Elbit Systems initially chose not to support charges, in order to avoid a court debate about alleged war crimes committed with the weapons it produces, but this only emboldened the activists to redouble their efforts. In December, Newcastle-under-Lyme magistrates court found a group of activists who targeted the factory - known as the “Elbit Three” - not guilty of criminal damage, boosting the hopes of activists throughout the UK who are facing charges.

Huda Ammori of Palestine Action told MEE: “The closure of the Oldham factory is a huge step forward for our movement. We've previously shut down drone factories for days or weeks at a time, but this is one drone factory which will never be reopening. Elbit still has nine sites across the UK, and we're going to keep going until these are all similarly forced out of our streets.”

If the protests indeed forced Elbit Systems to sell its Oldham factory, it is not just the loss of the factory itself and the profits it generates that hurts, but it is also a blow to Elbit’s expansion strategy. It creates a precedent that could slow down or even reverse the company’s growth trajectory and serve as a warning to the arms industry that selling weapons is a political act, and that arms companies could be held accountable for violations of human rights and international law committed using their products.

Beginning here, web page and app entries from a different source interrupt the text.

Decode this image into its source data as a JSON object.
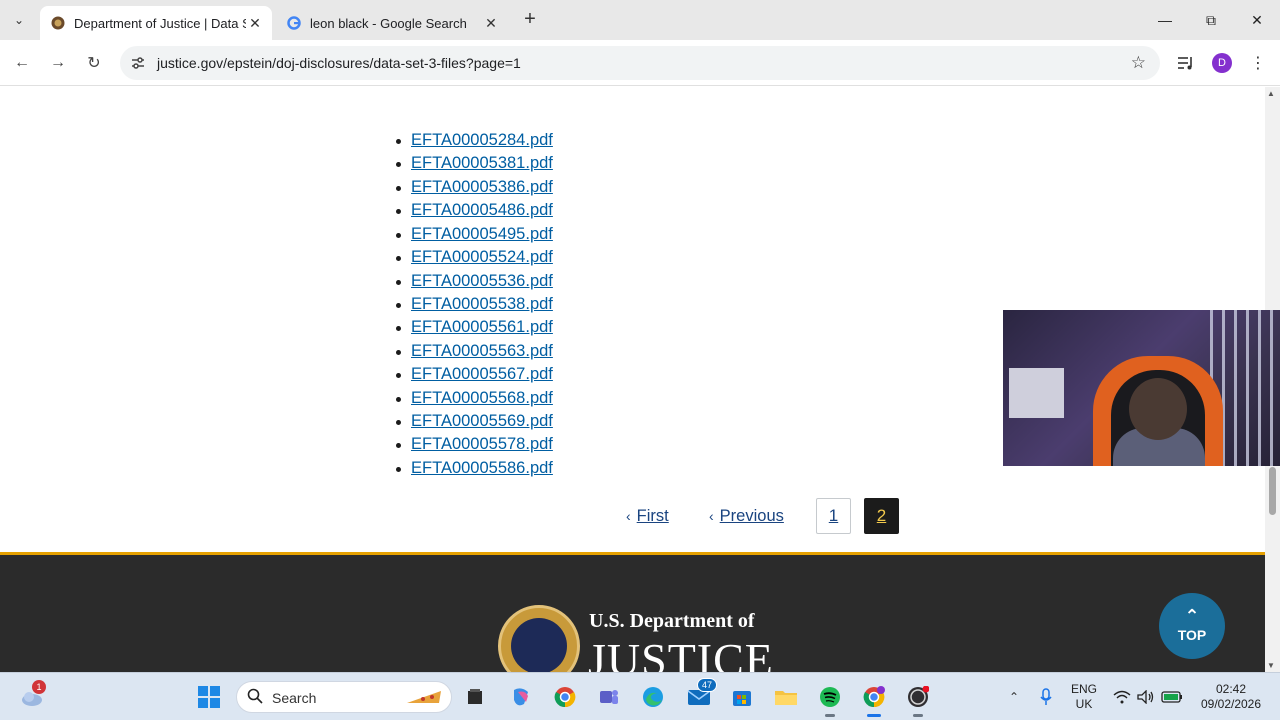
{
  "browser": {
    "tabs": [
      {
        "title": "Department of Justice | Data Se",
        "favicon": "doj-seal-icon",
        "active": true
      },
      {
        "title": "leon black - Google Search",
        "favicon": "google-icon",
        "active": false
      }
    ],
    "url": "justice.gov/epstein/doj-disclosures/data-set-3-files?page=1",
    "profile_initial": "D"
  },
  "files": [
    "EFTA00005284.pdf",
    "EFTA00005381.pdf",
    "EFTA00005386.pdf",
    "EFTA00005486.pdf",
    "EFTA00005495.pdf",
    "EFTA00005524.pdf",
    "EFTA00005536.pdf",
    "EFTA00005538.pdf",
    "EFTA00005561.pdf",
    "EFTA00005563.pdf",
    "EFTA00005567.pdf",
    "EFTA00005568.pdf",
    "EFTA00005569.pdf",
    "EFTA00005578.pdf",
    "EFTA00005586.pdf"
  ],
  "pagination": {
    "first_label": "First",
    "previous_label": "Previous",
    "pages": [
      "1",
      "2"
    ],
    "current": "2"
  },
  "footer": {
    "line1": "U.S. Department of",
    "line2": "JUSTICE",
    "top_label": "TOP"
  },
  "taskbar": {
    "search_label": "Search",
    "weather_badge": "1",
    "mail_badge": "47",
    "lang_line1": "ENG",
    "lang_line2": "UK",
    "time": "02:42",
    "date": "09/02/2026"
  },
  "colors": {
    "link": "#005ea2",
    "footer_bg": "#2b2b2b",
    "footer_accent": "#e5a000",
    "top_button": "#1b6e9a"
  }
}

MEE asked Elbit whether it planned to shut any more of its UK sites, but had not responded by time of publication.